Hoarding is a problem that the best of us battle from time to time – we attribute so much value to stuff. But in an everchanging and increasingly digital world, there’s no need to accumulate so many things. Getting rid of that stuff once we own it, though, is difficult. Once it’s been bought there are two separate attachments to contend with: one, the emotional attachment and two, the money you know you spent on it.
I’ve perfected a three stage method for clearing out things
Stage 1 – Get Rid of the Rubbish
This is the easy stage, and should filter out a decent amount of stuff. Get rid of all the stuff that’s just rubbish – the DVDs you bought because you thought they’d be good, but you realised after watching that they were terrible, the CD you were given by a relative, who had no idea what your music taste was, the stuff that you can’t really understand why you’ve kept. There should be no emotional attachment to this stuff, no going back and forth – it’s just rubbish, and you don’t need it. Put it in the charity shop bag, or the bin.
Stage 2 – Sort Into Two Piles
This is where you start getting into the things you like, or feel some attachment to. It’s harder than the first stage, which is why you break down your things into two piles. The first pile is stuff you definitely need to keep – the things you can’t do without. The next pile is the stuff that you aren’t sure about – it’s not as important to you as the stuff on the first pile, but you still feel the pinch of need to hold on to it when you try to throw it out. For example, I had a huge DVD collection for a while – so big that it didn’t fit on my DVD shelf comfortably any more. There were plenty of DVDs that I didn’t want to just chuck out. They were good films, or films I’d really enjoyed but hadn’t seen for ages. I put these on the ‘not sure’ pile, and then started working my way through them. Once I’d watched them, I made a decision about keeping them or not. Often, watching them one more time was enough.
Stage 3 – Repeat

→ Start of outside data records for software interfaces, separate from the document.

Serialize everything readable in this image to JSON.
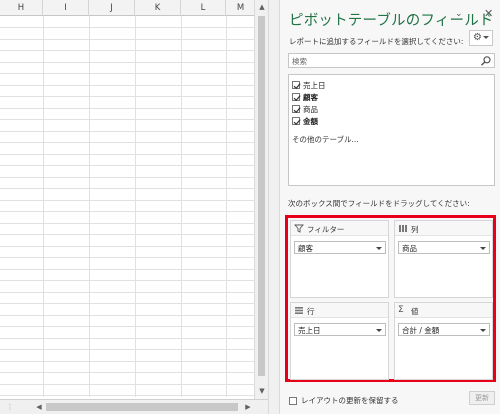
{
  "sheet": {
    "columns": [
      "H",
      "I",
      "J",
      "K",
      "L",
      "M"
    ]
  },
  "pane": {
    "title": "ピボットテーブルのフィールド",
    "subtitle": "レポートに追加するフィールドを選択してください:",
    "search_placeholder": "検索",
    "fields": [
      {
        "label": "売上日",
        "checked": true
      },
      {
        "label": "顧客",
        "checked": true
      },
      {
        "label": "商品",
        "checked": true
      },
      {
        "label": "金額",
        "checked": true
      }
    ],
    "more_tables": "その他のテーブル...",
    "drag_note": "次のボックス間でフィールドをドラッグしてください:",
    "areas": {
      "filter": {
        "title": "フィルター",
        "field": "顧客"
      },
      "columns": {
        "title": "列",
        "field": "商品"
      },
      "rows": {
        "title": "行",
        "field": "売上日"
      },
      "values": {
        "title": "値",
        "field": "合計 / 金額"
      }
    },
    "defer_label": "レイアウトの更新を保留する",
    "update_label": "更新",
    "accent_color": "#217346",
    "highlight_color": "#e8001b"
  }
}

This is the key thing. You need to repeat the stages regularly. Over time, it’s impressive what becomes less important to you. Suddenly those ‘must keep’ DVDs start to look more like they belong on the ‘maybe’ pile. And if the DVDs have been on the ‘maybe’ pile for two or three rounds of pruning, and I still don’t feel like watching them, then they can just go.
Clearing out the clutter little and often is the most pain free way of doing at it, and I find it’s addictive. Once I’ve started, I want to do every single room. The more you do, the easier it is to make a judgement about what you need, and what you really value. Before long, you’ll have your house reduced down to minimal simplicity.